> [Task objective] Give back a single number: the count of lines in the data that contain the string "workspace".
(Records for this exercise)
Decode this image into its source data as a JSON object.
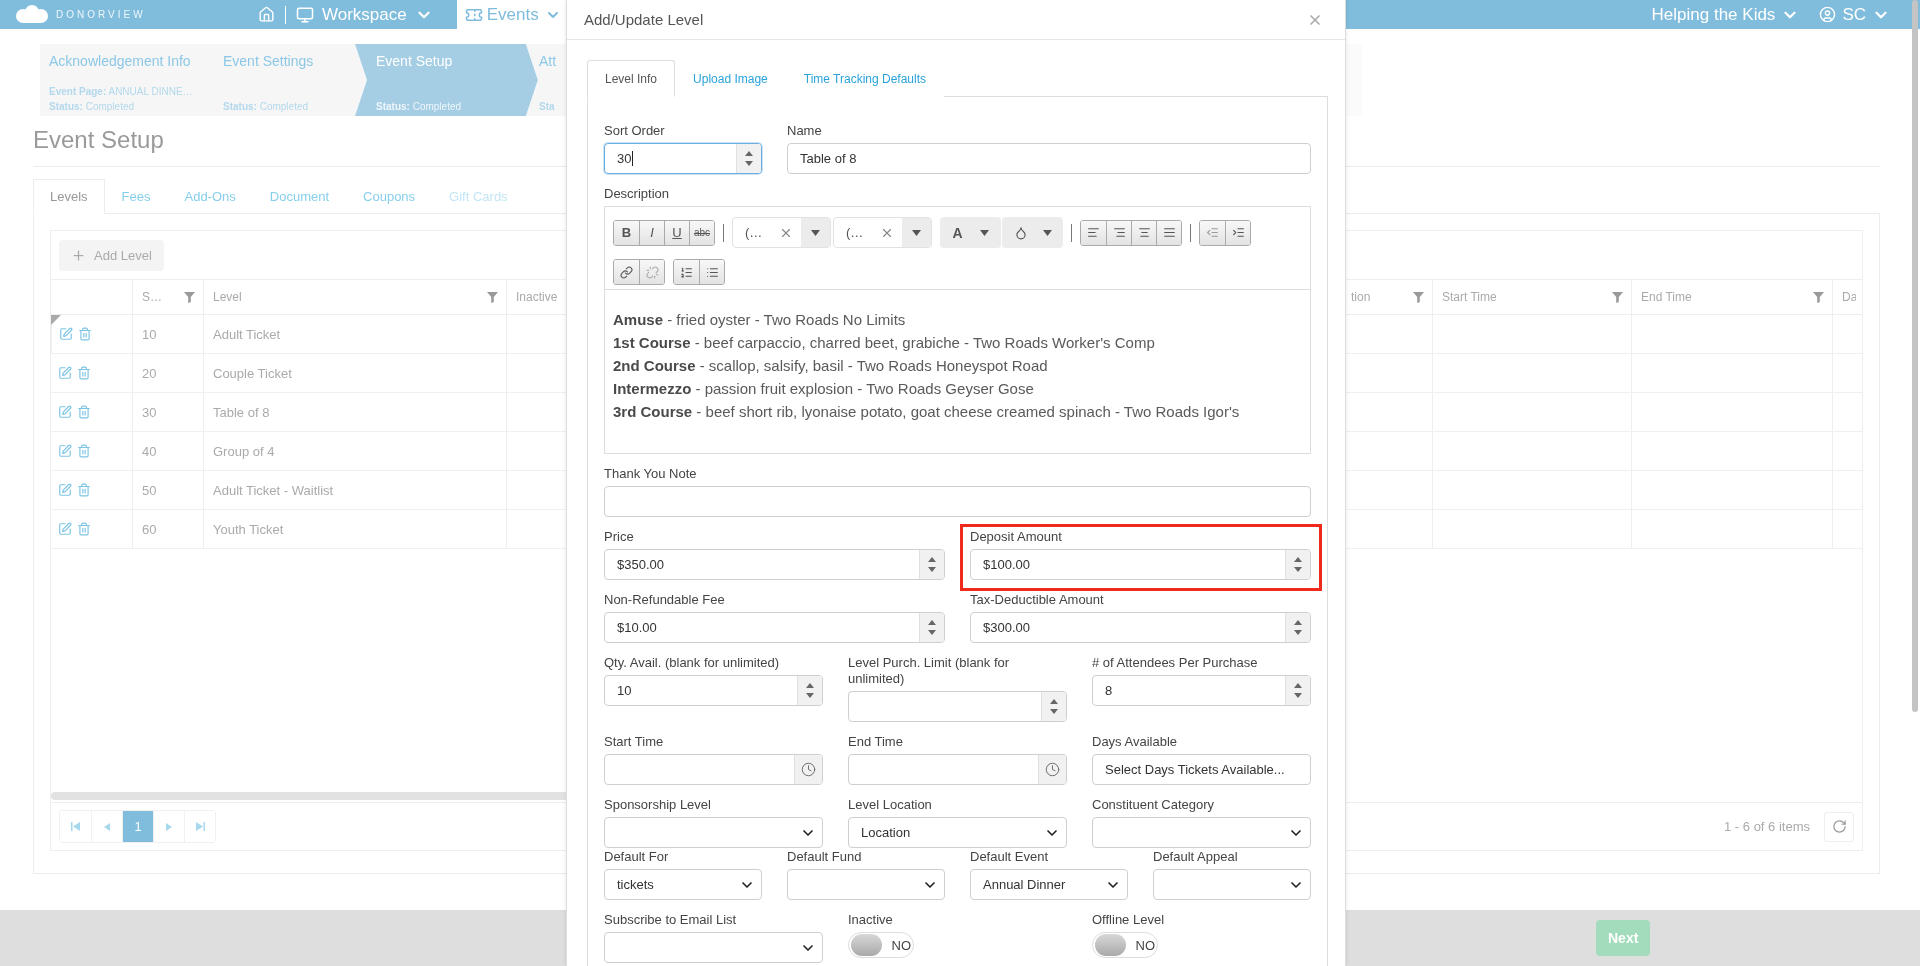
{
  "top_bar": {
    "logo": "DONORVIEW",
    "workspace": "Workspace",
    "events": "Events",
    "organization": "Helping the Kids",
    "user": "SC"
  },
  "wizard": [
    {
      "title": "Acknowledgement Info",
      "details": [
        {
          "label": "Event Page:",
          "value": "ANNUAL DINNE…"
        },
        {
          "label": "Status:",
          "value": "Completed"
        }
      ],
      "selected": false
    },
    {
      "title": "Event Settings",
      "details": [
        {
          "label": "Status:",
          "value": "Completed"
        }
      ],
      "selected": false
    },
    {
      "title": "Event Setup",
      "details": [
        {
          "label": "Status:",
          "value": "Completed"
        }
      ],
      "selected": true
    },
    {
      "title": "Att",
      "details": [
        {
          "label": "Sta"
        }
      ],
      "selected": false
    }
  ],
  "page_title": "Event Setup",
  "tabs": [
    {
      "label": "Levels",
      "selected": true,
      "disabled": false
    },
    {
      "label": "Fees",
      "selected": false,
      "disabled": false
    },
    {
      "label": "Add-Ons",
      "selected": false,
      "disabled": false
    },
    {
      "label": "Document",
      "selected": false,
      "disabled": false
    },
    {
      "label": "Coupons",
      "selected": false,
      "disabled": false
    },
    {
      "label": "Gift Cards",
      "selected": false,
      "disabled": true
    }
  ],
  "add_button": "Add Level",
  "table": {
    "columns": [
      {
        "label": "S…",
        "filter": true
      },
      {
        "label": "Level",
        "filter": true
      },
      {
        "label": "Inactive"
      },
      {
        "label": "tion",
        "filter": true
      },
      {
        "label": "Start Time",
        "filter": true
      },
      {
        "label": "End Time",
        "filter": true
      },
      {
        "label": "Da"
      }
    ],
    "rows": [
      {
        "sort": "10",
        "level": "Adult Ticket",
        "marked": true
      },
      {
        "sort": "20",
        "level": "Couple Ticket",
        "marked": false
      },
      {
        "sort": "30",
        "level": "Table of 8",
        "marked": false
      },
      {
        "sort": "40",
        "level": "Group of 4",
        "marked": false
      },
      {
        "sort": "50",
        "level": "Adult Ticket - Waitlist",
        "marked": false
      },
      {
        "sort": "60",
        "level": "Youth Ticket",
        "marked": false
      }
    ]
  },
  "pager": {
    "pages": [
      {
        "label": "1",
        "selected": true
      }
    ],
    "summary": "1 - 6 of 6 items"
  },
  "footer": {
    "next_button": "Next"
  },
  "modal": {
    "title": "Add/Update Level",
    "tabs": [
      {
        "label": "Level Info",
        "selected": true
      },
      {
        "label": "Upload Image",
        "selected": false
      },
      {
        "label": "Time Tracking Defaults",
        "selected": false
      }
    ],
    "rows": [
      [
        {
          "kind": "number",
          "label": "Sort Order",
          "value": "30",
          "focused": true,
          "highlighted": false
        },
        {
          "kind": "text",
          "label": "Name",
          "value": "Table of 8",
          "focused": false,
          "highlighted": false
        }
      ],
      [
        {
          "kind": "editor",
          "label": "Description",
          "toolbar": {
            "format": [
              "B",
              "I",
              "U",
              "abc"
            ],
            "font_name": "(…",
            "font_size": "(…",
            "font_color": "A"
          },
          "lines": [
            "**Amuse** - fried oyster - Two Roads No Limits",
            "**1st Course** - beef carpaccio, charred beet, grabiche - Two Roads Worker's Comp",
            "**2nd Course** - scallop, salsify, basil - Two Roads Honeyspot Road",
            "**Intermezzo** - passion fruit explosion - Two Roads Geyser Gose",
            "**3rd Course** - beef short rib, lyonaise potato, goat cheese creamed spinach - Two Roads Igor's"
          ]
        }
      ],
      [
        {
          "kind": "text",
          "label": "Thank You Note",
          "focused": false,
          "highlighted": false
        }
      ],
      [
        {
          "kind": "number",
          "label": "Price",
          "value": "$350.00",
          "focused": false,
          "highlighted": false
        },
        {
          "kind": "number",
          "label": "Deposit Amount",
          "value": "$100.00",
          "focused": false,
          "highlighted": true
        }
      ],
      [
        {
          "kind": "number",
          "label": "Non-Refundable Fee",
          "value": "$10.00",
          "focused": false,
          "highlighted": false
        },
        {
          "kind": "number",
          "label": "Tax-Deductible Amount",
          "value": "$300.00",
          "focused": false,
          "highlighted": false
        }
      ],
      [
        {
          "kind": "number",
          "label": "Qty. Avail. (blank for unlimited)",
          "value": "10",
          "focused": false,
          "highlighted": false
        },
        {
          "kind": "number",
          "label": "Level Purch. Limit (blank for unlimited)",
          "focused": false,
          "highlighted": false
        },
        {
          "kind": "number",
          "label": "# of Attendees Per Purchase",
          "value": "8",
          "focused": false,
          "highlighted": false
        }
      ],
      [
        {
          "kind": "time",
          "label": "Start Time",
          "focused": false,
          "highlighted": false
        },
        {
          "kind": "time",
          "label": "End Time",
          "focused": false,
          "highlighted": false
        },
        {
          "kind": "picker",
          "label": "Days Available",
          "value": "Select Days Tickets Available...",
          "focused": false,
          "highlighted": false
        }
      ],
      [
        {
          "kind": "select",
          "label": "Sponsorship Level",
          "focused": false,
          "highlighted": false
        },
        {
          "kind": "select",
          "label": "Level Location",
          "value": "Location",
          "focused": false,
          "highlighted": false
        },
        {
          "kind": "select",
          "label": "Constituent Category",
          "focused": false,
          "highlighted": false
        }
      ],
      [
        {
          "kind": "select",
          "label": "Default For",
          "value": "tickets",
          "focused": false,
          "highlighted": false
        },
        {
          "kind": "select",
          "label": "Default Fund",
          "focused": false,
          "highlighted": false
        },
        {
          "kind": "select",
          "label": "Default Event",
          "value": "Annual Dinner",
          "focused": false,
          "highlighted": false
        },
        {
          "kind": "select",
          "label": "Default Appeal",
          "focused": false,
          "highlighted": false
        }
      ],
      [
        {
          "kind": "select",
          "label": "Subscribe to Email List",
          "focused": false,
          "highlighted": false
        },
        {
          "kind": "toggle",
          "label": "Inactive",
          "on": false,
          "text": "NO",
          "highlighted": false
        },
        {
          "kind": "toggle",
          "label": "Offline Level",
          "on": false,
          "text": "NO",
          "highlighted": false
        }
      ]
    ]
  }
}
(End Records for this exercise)
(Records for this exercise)
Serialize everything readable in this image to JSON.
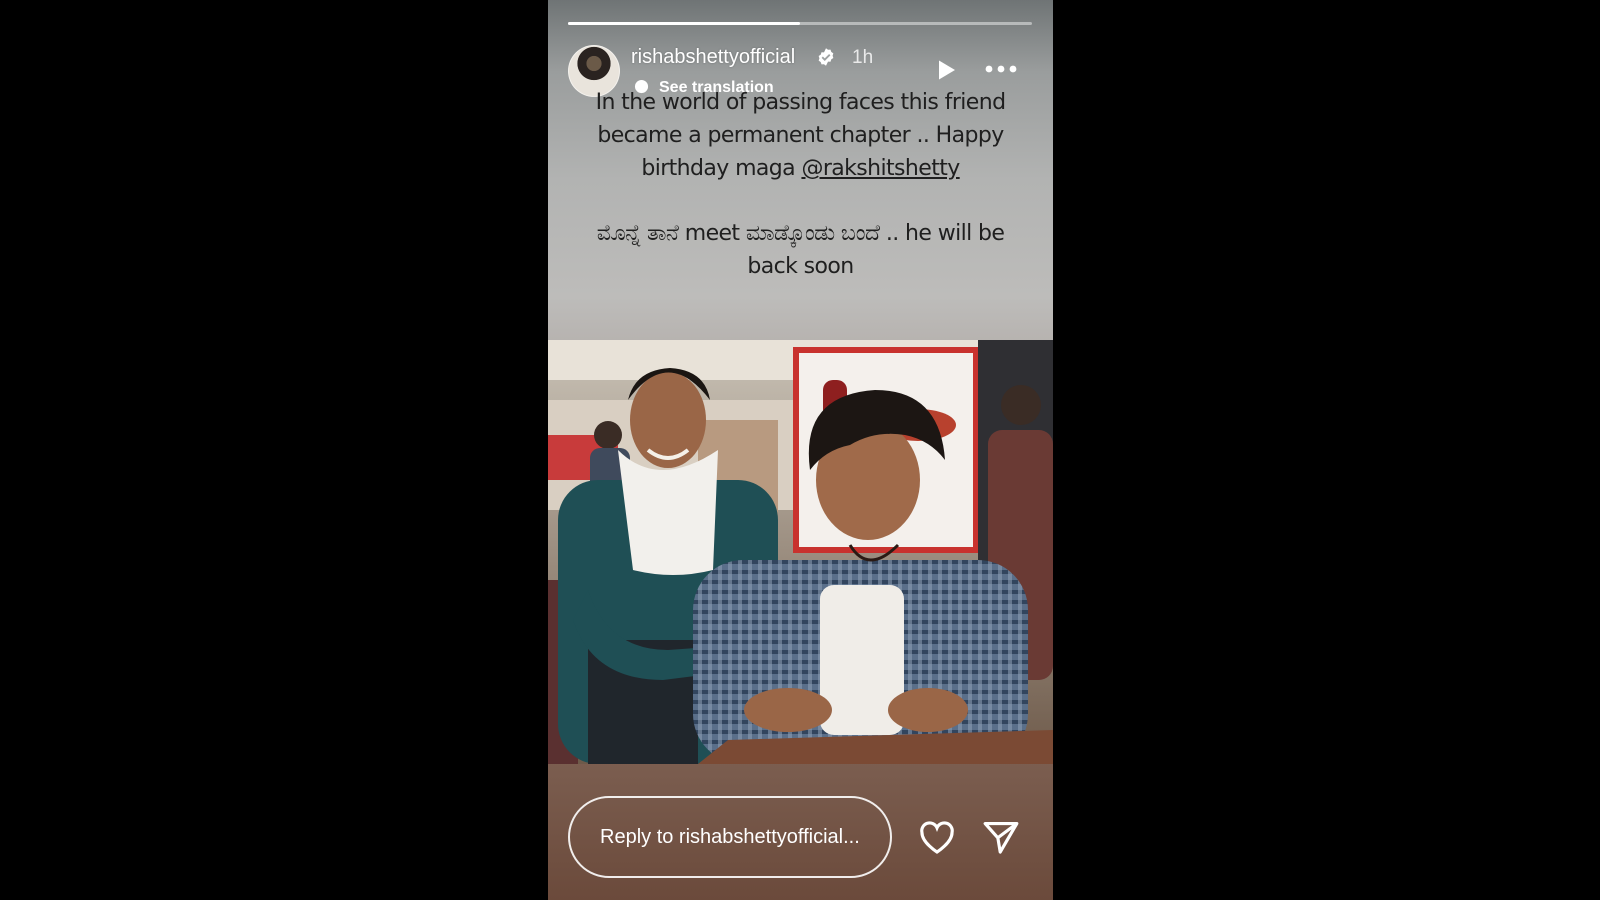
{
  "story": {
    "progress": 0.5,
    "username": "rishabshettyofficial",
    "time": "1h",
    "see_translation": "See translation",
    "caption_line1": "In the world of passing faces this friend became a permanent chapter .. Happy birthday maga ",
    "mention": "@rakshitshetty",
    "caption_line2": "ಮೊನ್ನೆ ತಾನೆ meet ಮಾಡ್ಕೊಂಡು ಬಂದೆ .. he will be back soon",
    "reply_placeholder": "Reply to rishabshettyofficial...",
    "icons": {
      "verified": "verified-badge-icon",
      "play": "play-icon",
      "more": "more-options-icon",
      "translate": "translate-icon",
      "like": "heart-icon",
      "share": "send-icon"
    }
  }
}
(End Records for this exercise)
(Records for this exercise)
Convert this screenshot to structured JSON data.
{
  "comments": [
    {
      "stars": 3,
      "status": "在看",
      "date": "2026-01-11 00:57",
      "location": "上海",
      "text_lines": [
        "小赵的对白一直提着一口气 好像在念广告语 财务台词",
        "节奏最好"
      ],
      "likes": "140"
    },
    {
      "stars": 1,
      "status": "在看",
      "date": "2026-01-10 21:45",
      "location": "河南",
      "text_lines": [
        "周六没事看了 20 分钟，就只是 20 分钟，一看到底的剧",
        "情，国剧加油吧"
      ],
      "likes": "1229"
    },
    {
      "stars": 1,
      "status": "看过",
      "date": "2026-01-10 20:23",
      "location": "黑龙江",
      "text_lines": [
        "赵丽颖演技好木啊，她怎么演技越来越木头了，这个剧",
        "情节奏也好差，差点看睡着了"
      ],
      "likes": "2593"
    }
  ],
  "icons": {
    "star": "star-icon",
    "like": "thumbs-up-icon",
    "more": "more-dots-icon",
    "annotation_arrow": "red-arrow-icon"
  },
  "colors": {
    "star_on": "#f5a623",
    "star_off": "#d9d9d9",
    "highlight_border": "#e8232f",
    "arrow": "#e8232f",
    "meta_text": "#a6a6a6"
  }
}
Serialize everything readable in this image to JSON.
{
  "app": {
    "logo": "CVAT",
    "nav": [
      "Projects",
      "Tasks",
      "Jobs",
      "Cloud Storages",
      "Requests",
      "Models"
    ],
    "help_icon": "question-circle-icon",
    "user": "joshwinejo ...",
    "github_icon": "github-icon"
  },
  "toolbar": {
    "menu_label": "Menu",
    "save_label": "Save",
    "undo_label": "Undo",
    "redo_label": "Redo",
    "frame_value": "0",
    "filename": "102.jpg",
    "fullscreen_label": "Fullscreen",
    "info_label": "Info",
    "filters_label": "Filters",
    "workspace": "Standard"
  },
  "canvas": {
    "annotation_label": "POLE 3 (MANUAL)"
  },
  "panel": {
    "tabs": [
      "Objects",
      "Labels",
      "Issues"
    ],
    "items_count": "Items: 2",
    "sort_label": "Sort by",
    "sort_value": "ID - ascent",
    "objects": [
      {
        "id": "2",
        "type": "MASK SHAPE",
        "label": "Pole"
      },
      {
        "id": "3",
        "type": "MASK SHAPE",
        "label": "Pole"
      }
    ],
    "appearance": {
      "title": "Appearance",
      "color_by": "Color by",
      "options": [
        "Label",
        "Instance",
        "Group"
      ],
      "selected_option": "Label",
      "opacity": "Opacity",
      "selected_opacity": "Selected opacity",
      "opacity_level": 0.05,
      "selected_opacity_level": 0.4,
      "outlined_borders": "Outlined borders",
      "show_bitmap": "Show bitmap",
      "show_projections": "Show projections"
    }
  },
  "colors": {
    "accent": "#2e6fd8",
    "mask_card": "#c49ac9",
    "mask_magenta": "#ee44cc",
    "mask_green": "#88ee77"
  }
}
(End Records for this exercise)
> [Exercise output] 2